** WORK TASK **
For the entries below, state how many lines contain the word "icon" and add nothing else.

** SOURCE DATA **
::::::::

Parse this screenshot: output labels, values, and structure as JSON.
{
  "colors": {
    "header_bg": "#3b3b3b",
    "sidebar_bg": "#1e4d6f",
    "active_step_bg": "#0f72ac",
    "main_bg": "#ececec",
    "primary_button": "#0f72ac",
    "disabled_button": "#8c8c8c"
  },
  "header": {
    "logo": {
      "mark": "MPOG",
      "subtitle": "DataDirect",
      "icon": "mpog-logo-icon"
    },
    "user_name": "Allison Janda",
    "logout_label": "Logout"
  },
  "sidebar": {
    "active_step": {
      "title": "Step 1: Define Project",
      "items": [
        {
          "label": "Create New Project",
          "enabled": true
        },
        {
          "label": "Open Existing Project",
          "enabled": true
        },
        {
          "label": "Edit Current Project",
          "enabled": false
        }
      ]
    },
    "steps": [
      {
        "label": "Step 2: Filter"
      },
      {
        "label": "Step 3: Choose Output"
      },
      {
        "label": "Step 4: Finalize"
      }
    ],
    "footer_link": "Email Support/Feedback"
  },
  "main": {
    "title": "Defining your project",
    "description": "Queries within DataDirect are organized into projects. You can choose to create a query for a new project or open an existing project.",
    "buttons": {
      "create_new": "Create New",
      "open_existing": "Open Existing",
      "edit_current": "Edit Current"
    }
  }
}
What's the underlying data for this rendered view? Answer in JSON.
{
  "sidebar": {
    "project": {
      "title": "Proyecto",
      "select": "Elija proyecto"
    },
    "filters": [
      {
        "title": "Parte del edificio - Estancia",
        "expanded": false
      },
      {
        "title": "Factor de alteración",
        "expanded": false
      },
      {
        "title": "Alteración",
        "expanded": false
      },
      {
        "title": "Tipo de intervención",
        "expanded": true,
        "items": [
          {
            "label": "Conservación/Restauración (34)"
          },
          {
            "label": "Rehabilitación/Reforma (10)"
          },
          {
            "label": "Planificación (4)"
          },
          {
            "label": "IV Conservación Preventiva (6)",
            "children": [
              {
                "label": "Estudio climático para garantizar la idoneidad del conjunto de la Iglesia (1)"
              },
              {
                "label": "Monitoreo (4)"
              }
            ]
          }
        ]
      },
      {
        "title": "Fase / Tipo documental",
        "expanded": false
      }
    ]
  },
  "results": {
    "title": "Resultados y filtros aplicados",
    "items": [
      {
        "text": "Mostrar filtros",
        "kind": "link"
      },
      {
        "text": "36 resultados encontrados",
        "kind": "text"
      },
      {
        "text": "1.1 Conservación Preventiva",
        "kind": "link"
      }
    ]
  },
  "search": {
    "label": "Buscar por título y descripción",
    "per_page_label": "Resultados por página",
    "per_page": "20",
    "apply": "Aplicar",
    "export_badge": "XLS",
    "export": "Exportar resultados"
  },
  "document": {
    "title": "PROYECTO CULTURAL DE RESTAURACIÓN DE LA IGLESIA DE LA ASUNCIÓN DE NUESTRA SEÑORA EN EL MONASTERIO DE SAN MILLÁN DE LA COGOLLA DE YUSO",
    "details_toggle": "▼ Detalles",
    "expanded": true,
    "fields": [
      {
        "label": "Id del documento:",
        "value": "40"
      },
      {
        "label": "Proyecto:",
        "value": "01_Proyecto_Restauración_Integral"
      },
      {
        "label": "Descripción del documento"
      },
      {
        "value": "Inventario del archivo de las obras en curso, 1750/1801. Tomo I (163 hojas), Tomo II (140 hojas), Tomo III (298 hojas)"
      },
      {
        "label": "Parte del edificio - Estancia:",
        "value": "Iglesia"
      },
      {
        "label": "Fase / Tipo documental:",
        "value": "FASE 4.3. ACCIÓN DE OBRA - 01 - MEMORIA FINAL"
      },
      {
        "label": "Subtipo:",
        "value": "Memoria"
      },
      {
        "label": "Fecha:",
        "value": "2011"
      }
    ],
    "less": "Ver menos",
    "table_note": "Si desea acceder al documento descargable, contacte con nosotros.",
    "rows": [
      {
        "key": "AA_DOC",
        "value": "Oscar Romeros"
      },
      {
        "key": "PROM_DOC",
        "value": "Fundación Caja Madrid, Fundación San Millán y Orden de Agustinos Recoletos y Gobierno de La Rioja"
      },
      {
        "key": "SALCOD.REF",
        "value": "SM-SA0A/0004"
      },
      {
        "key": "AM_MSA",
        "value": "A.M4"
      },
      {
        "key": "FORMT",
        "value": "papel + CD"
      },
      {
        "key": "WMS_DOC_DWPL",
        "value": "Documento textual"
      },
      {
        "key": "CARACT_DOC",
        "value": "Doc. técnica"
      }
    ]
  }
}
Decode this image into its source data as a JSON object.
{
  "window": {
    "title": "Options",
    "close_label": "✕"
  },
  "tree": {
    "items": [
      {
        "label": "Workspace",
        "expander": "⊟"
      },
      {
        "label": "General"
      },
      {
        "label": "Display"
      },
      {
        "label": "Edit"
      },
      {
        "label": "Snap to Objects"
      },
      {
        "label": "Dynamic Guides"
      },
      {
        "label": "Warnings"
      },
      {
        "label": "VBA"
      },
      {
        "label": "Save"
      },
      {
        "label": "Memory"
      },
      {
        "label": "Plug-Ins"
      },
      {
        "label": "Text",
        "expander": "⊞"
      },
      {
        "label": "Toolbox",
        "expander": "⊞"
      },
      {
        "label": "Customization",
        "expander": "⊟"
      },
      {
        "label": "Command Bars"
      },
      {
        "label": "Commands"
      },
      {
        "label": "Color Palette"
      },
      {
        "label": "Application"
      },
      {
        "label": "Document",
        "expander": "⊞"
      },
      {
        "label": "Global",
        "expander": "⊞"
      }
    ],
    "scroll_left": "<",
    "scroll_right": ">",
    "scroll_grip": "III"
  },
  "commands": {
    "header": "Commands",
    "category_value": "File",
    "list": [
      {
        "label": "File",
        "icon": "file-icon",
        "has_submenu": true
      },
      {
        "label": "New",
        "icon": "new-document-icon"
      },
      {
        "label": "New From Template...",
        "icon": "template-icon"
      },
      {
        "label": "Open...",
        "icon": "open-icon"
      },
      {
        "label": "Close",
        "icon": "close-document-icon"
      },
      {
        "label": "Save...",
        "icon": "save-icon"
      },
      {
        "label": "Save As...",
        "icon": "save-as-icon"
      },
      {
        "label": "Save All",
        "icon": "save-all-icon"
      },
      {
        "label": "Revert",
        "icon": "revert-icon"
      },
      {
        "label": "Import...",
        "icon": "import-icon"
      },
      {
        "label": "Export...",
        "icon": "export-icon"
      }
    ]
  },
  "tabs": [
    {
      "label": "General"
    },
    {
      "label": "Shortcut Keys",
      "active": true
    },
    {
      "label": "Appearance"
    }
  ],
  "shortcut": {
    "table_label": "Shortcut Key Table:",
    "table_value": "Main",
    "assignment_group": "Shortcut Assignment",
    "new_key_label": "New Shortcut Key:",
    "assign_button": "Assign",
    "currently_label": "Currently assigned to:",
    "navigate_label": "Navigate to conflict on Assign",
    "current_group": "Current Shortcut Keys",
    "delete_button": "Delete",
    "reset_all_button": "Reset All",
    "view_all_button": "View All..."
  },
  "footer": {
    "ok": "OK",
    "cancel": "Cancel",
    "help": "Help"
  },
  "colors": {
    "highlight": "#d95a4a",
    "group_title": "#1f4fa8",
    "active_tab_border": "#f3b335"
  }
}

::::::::

** OUTPUT OF THE EXERCISE **
12